They will learn how to handle sophisticated charge controllers, to install solar panels and link them to batteries and to build solar lanterns and later assemble and install such units in their own villages.
With local partners Sabah Women Entrepreneurs and Professionals Association (SWEPA), Asian Forestry Company Sabah (AFCS), Raleigh International, Partners of Community Organisations in Sabah, GEF Small Grants Programme — UNDP, Sabah Credit Corporation and the state and federal governments, the Barefoot Solar Project identified the village and three grandmothers to be part of the project.
The two other potential participants had to drop out for health and personal reasons.

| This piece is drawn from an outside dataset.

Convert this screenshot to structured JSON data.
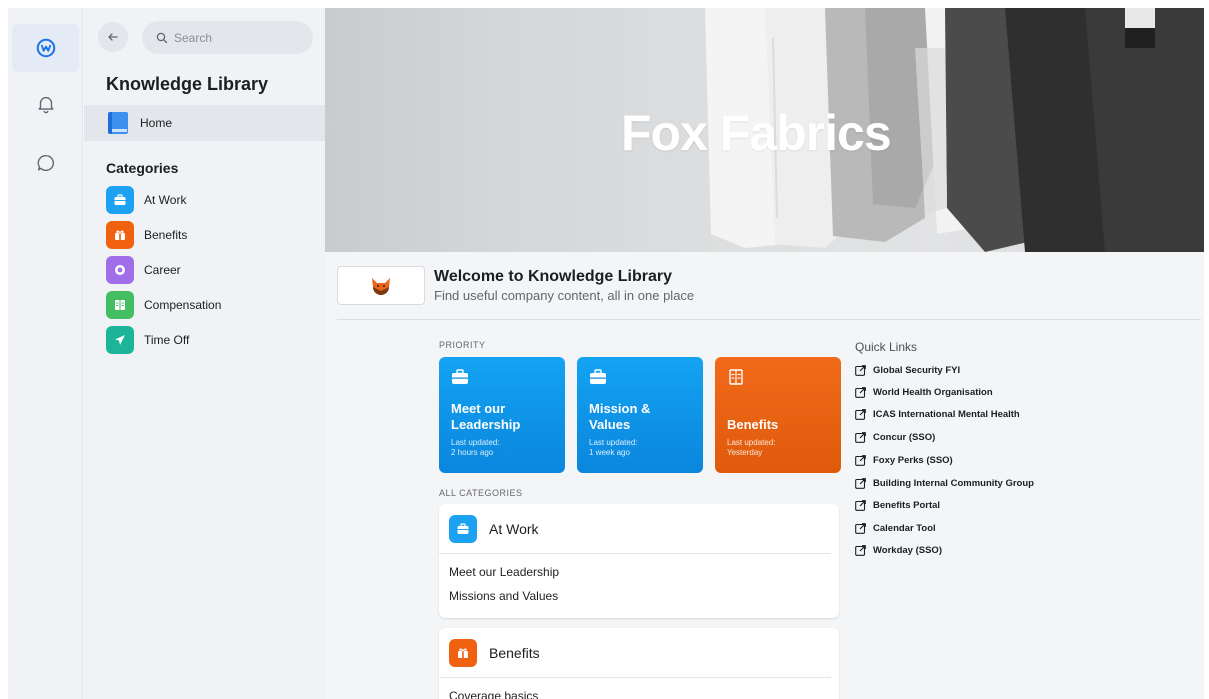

“I’m just so grateful that I get to have this experience, even after the other ladies dropped out. I’m sure they will regret not taking the opportunity.

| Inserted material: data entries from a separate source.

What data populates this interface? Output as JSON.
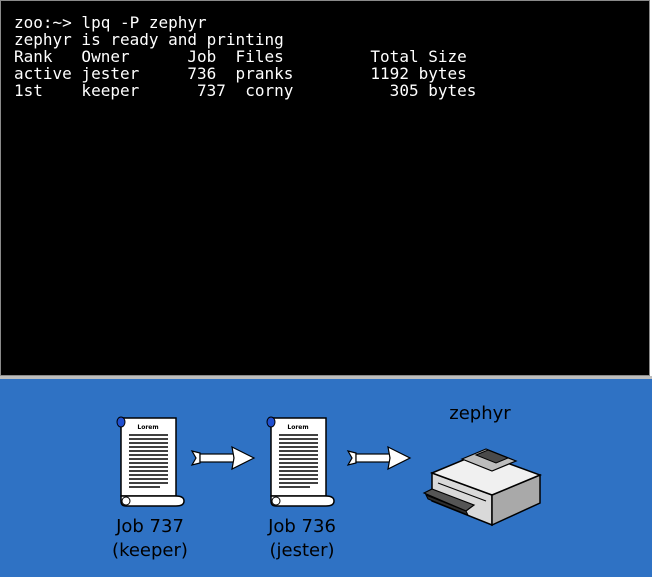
{
  "terminal": {
    "lines": [
      "zoo:~> lpq -P zephyr",
      "zephyr is ready and printing",
      "Rank   Owner      Job  Files         Total Size",
      "active jester     736  pranks        1192 bytes",
      "1st    keeper      737  corny          305 bytes"
    ]
  },
  "queue": {
    "jobs": [
      {
        "doc_label": "Lorem",
        "caption_line1": "Job 737",
        "caption_line2": "(keeper)"
      },
      {
        "doc_label": "Lorem",
        "caption_line1": "Job 736",
        "caption_line2": "(jester)"
      }
    ],
    "printer_name": "zephyr"
  },
  "colors": {
    "terminal_bg": "#000000",
    "terminal_fg": "#ffffff",
    "panel_bg": "#2f72c4"
  },
  "icons": [
    "document-icon",
    "arrow-right-icon",
    "printer-icon"
  ]
}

“Some of the villagers were afraid that I would forgotten and left in India too, but I refused to listen to all the talk and I have trust in the organisers,” Tarihing said before she left, according to quotes provided to Malay Mail Online from Yap Li Ling, an AFCS project manager.

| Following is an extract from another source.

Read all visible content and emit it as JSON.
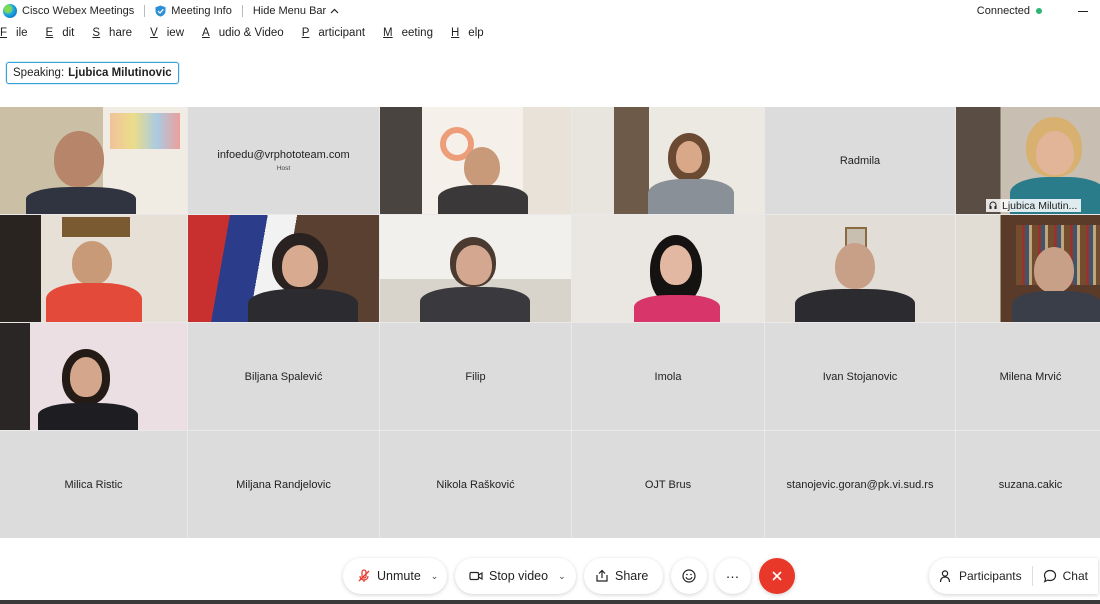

Tarihing, Yap noted, also said her husband and family supported her decision.
Tarihing, who speaks only Dusun and a heavily-accent Sabah Malay, was reportedly excited and nervous on the flight but started feeling overwhelmed upon touchdown in India, where no one but her chaperone and Yap speaks her language.
From New Delhi, they joined up with four Burmese grandmothers, and took an eight and a half hour drive to the town of Tilonia, Rajasthan where their campus is located.
“There she met ladies from Timor Leste who had just completed their six month stint. They reassured her of the programme and its benefits in Malay, and somehow they were all overcome with emotion and everyone started crying,” Yap told Malay Mail Online when met at her office here.
Tarihing has been given a handphone bought for her by one of the SWEPA members to keep in contact in case of an emergency.
She has a list of contacts indicated with symbols to help her dial the numbers.
Tarihing will return home to Sonsogun Magandai in March 2015, but the solar equipment is expected to delivered to the village a month earlier in February.
Each of the 100 homes in Sonsogun Magandai will be provided with a household solar system and a rechargeable lantern.
It will be Tarihing’s duty to power up the whole village, and maintain and repair the lighting gear for a minimum of five years.
As the sole guardian for her village’s power supply, she will be paid a monthly allowance.
Tarihing Masanim (centre) with other participants of the “Grandma Solar Engineer” programme from Barefoot College, a non-governmental organisation based in western India, October 4, 2014. — Picture courtesy of Sabah Women Entrepreneurs and Professionals AssociationBut for Tarihing, the reward will likely go beyond that as she will be able to share her newly- acquired knowledge at the purpose-built Rural Electronic Workshop (REW) funded by the Sabah Credit Corporation and built by volunteers from Raleigh International.
Not bad for a grandmother who never had the chance to go to school. Until now.